“The timing of the development of uncontracted proved and probable reserves is critical for the east coast gas market,” Mr Sims said.

“Given the difference between current domestic prices and production costs, we expect gas producers would have a strong commercial incentive to develop those reserves, sooner rather than later. The ACCC will, therefore, be closely monitoring and reporting on decisions made by gas producers on the timing of gas development”.

Bringing on additional gas supply remains a critical issue for the east coast and particularly for domestic gas users in the southern states.

For the remainder of the Inquiry, the ACCC will be monitoring whether gas producers are developing gas in a timely manner. The ACCC will also monitor actions of market participants across the rest of the supply chain.

The ACCC will also continue to conduct a review of the costs and margins of the three largest retailers in the east coast: AGL, EnergyAustralia and Origin. Preliminary analysis shows that the average EBITDA earned by these retailers over the period from 2014 to 2017 ranged from $1.60/GJ to $2.29/GJ and accounted for 15 to 21 per cent of the delivered price of gas.

“It is too early for us to comment on the significance of these results as the findings are highly aggregated and require further examination,” Mr Sims said.

“As part of our continuing review, we will examine if there are any barriers impeding effective competition at the retail level. Many commercial and industrial gas users are not large enough to negotiate directly with gas producers and depend on gas supply from retailers. These users rely on effective competition between retailers to keep their prices down.”

The ACCC will provide its next interim report to the Treasurer in April 2019. In this report, the ACCC will provide an update on gas prices offered and agreed in the market.

Further information is available at: Gas Inquiry 2017-2020.

Note to editors

An ‘LNG netback price’ is an export parity price that represents the minimum price that a gas supplier would expect to receive when supplying gas to the domestic market that would otherwise be exported as LNG. It is calculated by taking the price that could be received for a quantity of LNG and subtracting or ‘netting back’ the costs incurred by the supplier to convert the gas to LNG and ship it to the point of delivery.

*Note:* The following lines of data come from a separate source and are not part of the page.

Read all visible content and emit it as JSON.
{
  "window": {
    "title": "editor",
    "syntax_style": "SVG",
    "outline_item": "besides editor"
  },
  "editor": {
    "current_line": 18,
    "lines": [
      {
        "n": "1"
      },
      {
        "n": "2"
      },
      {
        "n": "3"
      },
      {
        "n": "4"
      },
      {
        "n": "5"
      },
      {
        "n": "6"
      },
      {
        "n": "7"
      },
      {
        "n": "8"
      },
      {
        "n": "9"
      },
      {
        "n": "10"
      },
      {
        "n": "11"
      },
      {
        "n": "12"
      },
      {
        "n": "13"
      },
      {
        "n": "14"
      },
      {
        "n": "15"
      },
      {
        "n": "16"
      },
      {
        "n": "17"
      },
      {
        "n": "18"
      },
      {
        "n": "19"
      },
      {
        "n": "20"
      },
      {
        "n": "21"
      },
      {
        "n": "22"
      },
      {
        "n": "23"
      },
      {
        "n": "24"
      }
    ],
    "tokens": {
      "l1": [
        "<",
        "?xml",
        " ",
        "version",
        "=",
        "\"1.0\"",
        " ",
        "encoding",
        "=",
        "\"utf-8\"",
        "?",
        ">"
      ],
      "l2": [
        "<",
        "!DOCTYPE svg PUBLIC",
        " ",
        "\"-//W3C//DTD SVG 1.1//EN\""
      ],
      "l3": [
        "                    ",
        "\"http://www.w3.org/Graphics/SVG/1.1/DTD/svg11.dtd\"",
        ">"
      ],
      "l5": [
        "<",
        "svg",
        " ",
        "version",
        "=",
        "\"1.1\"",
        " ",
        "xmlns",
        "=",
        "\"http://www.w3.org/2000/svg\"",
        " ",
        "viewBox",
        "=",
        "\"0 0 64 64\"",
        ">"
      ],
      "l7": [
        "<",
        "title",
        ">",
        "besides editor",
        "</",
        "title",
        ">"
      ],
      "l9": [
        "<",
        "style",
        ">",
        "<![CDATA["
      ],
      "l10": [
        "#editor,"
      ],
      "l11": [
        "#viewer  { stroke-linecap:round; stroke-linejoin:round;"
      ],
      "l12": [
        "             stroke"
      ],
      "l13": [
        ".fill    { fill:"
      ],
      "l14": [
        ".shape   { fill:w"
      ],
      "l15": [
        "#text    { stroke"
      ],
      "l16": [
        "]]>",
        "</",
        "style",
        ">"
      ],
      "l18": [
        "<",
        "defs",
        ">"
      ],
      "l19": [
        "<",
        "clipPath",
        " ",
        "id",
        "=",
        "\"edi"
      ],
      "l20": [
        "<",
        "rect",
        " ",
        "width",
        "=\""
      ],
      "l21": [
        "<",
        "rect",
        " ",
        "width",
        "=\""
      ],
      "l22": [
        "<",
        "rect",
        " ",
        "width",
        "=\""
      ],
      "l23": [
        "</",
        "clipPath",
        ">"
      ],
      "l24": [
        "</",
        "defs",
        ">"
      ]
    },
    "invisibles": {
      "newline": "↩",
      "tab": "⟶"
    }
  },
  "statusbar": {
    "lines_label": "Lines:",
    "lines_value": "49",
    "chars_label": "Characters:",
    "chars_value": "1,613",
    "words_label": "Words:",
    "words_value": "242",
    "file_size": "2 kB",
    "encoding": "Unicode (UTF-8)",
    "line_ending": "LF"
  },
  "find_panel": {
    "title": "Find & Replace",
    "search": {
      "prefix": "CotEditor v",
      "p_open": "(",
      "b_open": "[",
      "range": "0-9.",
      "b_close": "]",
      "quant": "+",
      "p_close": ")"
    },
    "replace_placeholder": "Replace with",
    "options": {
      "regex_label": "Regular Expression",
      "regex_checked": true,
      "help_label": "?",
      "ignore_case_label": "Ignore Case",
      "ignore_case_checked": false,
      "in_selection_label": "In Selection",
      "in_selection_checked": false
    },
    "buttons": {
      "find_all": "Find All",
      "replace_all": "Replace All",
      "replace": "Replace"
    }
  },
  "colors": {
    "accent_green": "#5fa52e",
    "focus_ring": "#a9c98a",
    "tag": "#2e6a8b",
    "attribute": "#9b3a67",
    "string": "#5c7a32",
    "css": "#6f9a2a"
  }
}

LNG netback prices are a key factor that play an important role in influencing domestic gas prices. Improved transparency on LNG netback pricing will assist to reduce the information imbalance between gas users and suppliers. The aim is to ultimately help to improve the competitive bargaining process.

The gas prices mentioned in this media release and in the ACCC’s Gas Inquiry 2017–20 Interim Report – December 2018 (unless otherwise stated) are ‘gas commodity prices’, that is, prices for the energy component of a gas supply agreement. These prices do not include any applicable transportation or other additional charges that may be passed through to gas buyers.

Lifecycle cost of production reflects the breakeven gas price for the entire cash flows of the project, including an allowance for return on investment, amortised over lifetime production volumes.

EBITDA means earnings before interest, tax, depreciation and amortisation. The ACCC calculated EBITDA by taking retailer’s revenue from gas supply and subtracting the cost of goods sold and operating costs.


On 19 April 2017 the Australian Government directed the ACCC to conduct a new, wide-ranging inquiry into the supply of and demand for wholesale gas in Australia, as well as to publish regular information on the supply and pricing of gas for the next three years.

The ACCC is required to submit interim reports no less frequently than every six months and provide information to the market as appropriate, with a final report to be submitted by 30 April 2020.